━━━━━ Records for the exercise

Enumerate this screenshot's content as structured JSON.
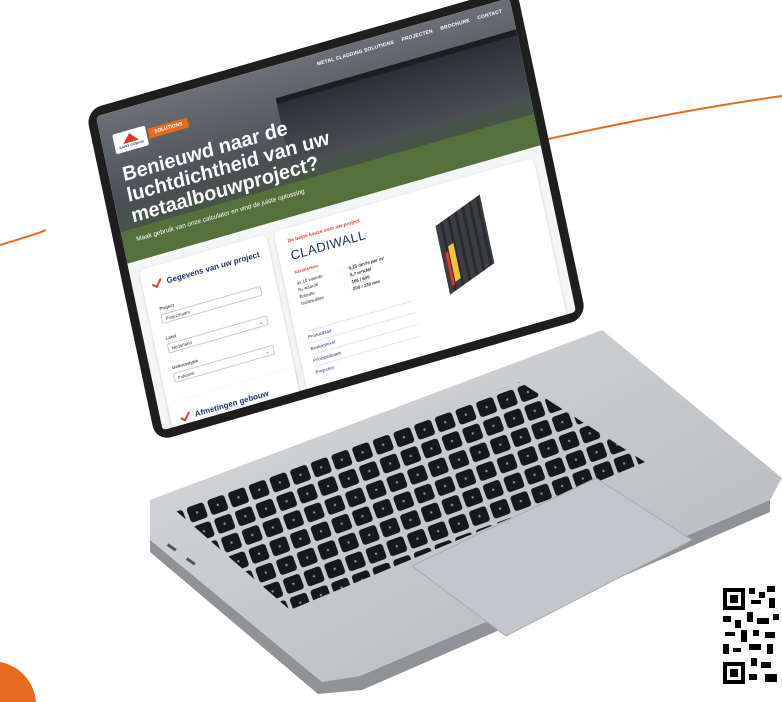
{
  "colors": {
    "accent": "#e66a1f",
    "navy": "#1e3766",
    "red": "#e0402e",
    "laptop_body": "#c9cbcf",
    "keys": "#1a1b1d"
  },
  "site": {
    "nav": [
      "METAL CLADDING SOLUTIONS",
      "PROJECTEN",
      "BROCHURE",
      "CONTACT"
    ],
    "logo_text": "SAINT-GOBAIN",
    "badge": "SOLUTIONS",
    "hero_title": "Benieuwd naar de luchtdichtheid van uw metaalbouwproject?",
    "hero_subtitle": "Maak gebruik van onze calculator en vind de juiste oplossing",
    "form": {
      "title": "Gegevens van uw project",
      "fields": [
        {
          "label": "Project",
          "value": "Projectnaam"
        },
        {
          "label": "Land",
          "value": "Nederland"
        },
        {
          "label": "Gebouwtype",
          "value": "Industrie"
        }
      ],
      "next_title": "Afmetingen gebouw"
    },
    "result": {
      "kicker": "De beste keuze voor uw project",
      "product": "CLADIWALL",
      "spec_heading": "Kenmerken",
      "specs": [
        {
          "key": "qv;10 waarde",
          "value": "0,15 dm³/s per m²"
        },
        {
          "key": "Rₐ waarde",
          "value": "5,7 m²K/W"
        },
        {
          "key": "Breedte",
          "value": "166 / 600"
        },
        {
          "key": "Isolatiedikte",
          "value": "200 / 230 mm"
        }
      ],
      "links": [
        "Productblad",
        "Bestekstekst",
        "Principedetails",
        "Projecten"
      ]
    }
  }
}
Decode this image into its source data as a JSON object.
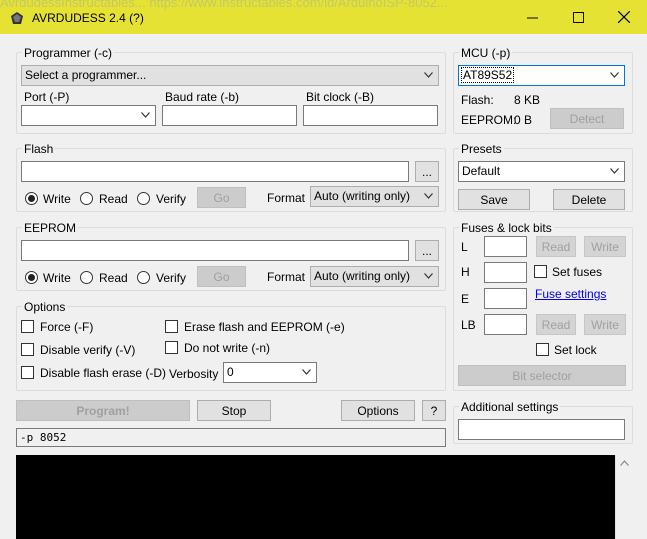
{
  "window": {
    "title": "AVRDUDESS 2.4 (?)",
    "bg_url": "AvrdudessInstructables... https://www.instructables.com/id/ArduinoISP-8052..."
  },
  "programmer": {
    "group_label": "Programmer (-c)",
    "selected": "Select a programmer...",
    "port_label": "Port (-P)",
    "baud_label": "Baud rate (-b)",
    "bitclock_label": "Bit clock (-B)"
  },
  "mcu": {
    "group_label": "MCU (-p)",
    "selected": "AT89S52",
    "flash_label": "Flash:",
    "flash_value": "8 KB",
    "eeprom_label": "EEPROM:",
    "eeprom_value": "0 B",
    "detect_label": "Detect"
  },
  "flash": {
    "group_label": "Flash",
    "browse_label": "...",
    "write_label": "Write",
    "read_label": "Read",
    "verify_label": "Verify",
    "go_label": "Go",
    "format_label": "Format",
    "format_value": "Auto (writing only)"
  },
  "presets": {
    "group_label": "Presets",
    "selected": "Default",
    "save_label": "Save",
    "delete_label": "Delete"
  },
  "eeprom": {
    "group_label": "EEPROM",
    "browse_label": "...",
    "write_label": "Write",
    "read_label": "Read",
    "verify_label": "Verify",
    "go_label": "Go",
    "format_label": "Format",
    "format_value": "Auto (writing only)"
  },
  "fuses": {
    "group_label": "Fuses & lock bits",
    "l_label": "L",
    "h_label": "H",
    "e_label": "E",
    "lb_label": "LB",
    "read_label": "Read",
    "write_label": "Write",
    "set_fuses_label": "Set fuses",
    "fuse_settings_label": "Fuse settings",
    "set_lock_label": "Set lock",
    "bit_selector_label": "Bit selector"
  },
  "options": {
    "group_label": "Options",
    "force_label": "Force (-F)",
    "erase_label": "Erase flash and EEPROM (-e)",
    "disable_verify_label": "Disable verify (-V)",
    "no_write_label": "Do not write (-n)",
    "disable_erase_label": "Disable flash erase (-D)",
    "verbosity_label": "Verbosity",
    "verbosity_value": "0"
  },
  "actions": {
    "program_label": "Program!",
    "stop_label": "Stop",
    "options_label": "Options",
    "help_label": "?"
  },
  "additional": {
    "group_label": "Additional settings"
  },
  "command": {
    "text": "-p 8052"
  }
}
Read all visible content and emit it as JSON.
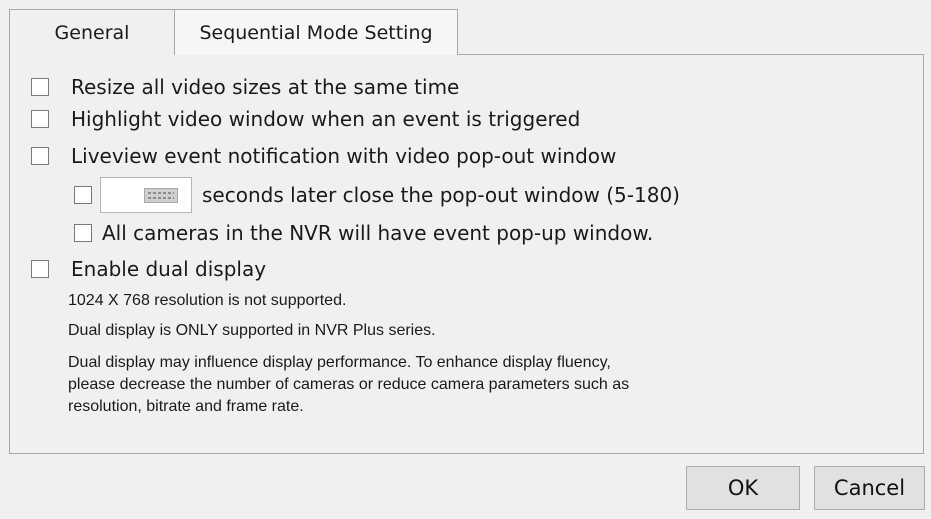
{
  "tabs": {
    "general": "General",
    "sequential": "Sequential Mode Setting"
  },
  "options": {
    "resize_all": {
      "label": "Resize all video sizes at the same time",
      "checked": false
    },
    "highlight": {
      "label": "Highlight video window when an event is triggered",
      "checked": false
    },
    "liveview_popout": {
      "label": "Liveview event notification with video pop-out window",
      "checked": false
    },
    "close_later": {
      "label": "seconds later close the pop-out window (5-180)",
      "checked": false,
      "value": ""
    },
    "all_cameras": {
      "label": "All cameras in the NVR will have event pop-up window.",
      "checked": false
    },
    "dual_display": {
      "label": "Enable dual display",
      "checked": false
    }
  },
  "notes": {
    "resolution": "1024 X 768 resolution is not supported.",
    "plus_only": "Dual display is ONLY supported in NVR Plus series.",
    "performance_1": "Dual display may influence display performance. To enhance display fluency,",
    "performance_2": "please decrease the number of cameras or reduce camera parameters such as",
    "performance_3": "resolution, bitrate and frame rate."
  },
  "buttons": {
    "ok": "OK",
    "cancel": "Cancel"
  },
  "icons": {
    "spin_icon": "keyboard-icon"
  },
  "colors": {
    "background": "#f0f0f0",
    "border": "#a8a8a8",
    "button_bg": "#e1e1e1"
  }
}
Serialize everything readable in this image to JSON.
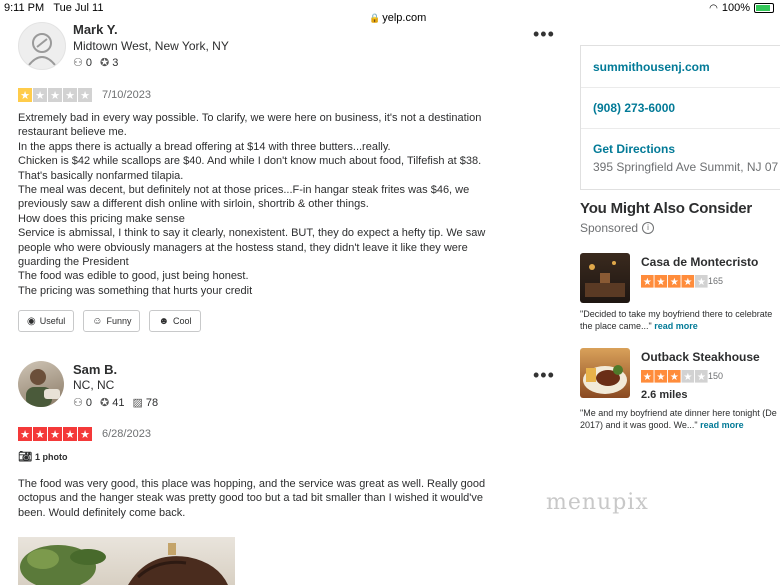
{
  "status_bar": {
    "time": "9:11 PM",
    "date": "Tue Jul 11",
    "url": "yelp.com",
    "battery": "100%"
  },
  "colors": {
    "yelp_red": "#f43939",
    "star_gray": "#d2d2d2",
    "star_yellow": "#ffcc4b",
    "star_orange": "#ff8c3b",
    "link_teal": "#027a97"
  },
  "reviews": [
    {
      "name": "Mark Y.",
      "location": "Midtown West, New York, NY",
      "friends": "0",
      "reviews_count": "3",
      "rating": 1,
      "date": "7/10/2023",
      "text": "Extremely bad in every way possible.  To clarify, we were here on business, it's not a destination\nrestaurant believe me.\nIn the apps there is actually a bread offering at $14 with three butters...really.\nChicken is $42 while scallops are $40. And while I don't know much about food, Tilfefish at $38.\nThat's basically nonfarmed  tilapia.\nThe meal was decent, but definitely not at those prices...F-in hangar steak frites  was $46, we\npreviously saw a different dish online with sirloin, shortrib & other things.\nHow does this pricing make sense\nService is abmissal, I think to say it clearly, nonexistent.  BUT, they do expect a hefty tip. We saw\npeople who were obviously managers at the hostess stand, they didn't leave it like they were\nguarding the President\nThe food was edible to good, just being honest.\nThe pricing was something that hurts your credit",
      "reactions": [
        "Useful",
        "Funny",
        "Cool"
      ]
    },
    {
      "name": "Sam B.",
      "location": "NC, NC",
      "friends": "0",
      "reviews_count": "41",
      "photos_count": "78",
      "rating": 5,
      "date": "6/28/2023",
      "photo_label": "1 photo",
      "text": "The food was very good, this place was hopping, and the service was great as well. Really good\noctopus and the hanger steak was pretty good too but a tad bit smaller than I wished it would've\nbeen. Would definitely come back."
    }
  ],
  "sidebar": {
    "website": "summithousenj.com",
    "phone": "(908) 273-6000",
    "directions_label": "Get Directions",
    "address": "395 Springfield Ave Summit, NJ 07",
    "consider_title": "You Might Also Consider",
    "sponsored": "Sponsored",
    "businesses": [
      {
        "name": "Casa de Montecristo",
        "rating": 4,
        "review_count": "165",
        "quote": "\"Decided to take my boyfriend there to celebrate\nthe place came...\"",
        "read_more": "read more"
      },
      {
        "name": "Outback Steakhouse",
        "rating": 3,
        "review_count": "150",
        "distance": "2.6 miles",
        "quote": "\"Me and my boyfriend ate dinner here tonight (De\n2017) and it was good. We...\"",
        "read_more": "read more"
      }
    ]
  },
  "watermark": "menupix"
}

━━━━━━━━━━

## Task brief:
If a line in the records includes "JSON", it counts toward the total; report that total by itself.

## Solution:
4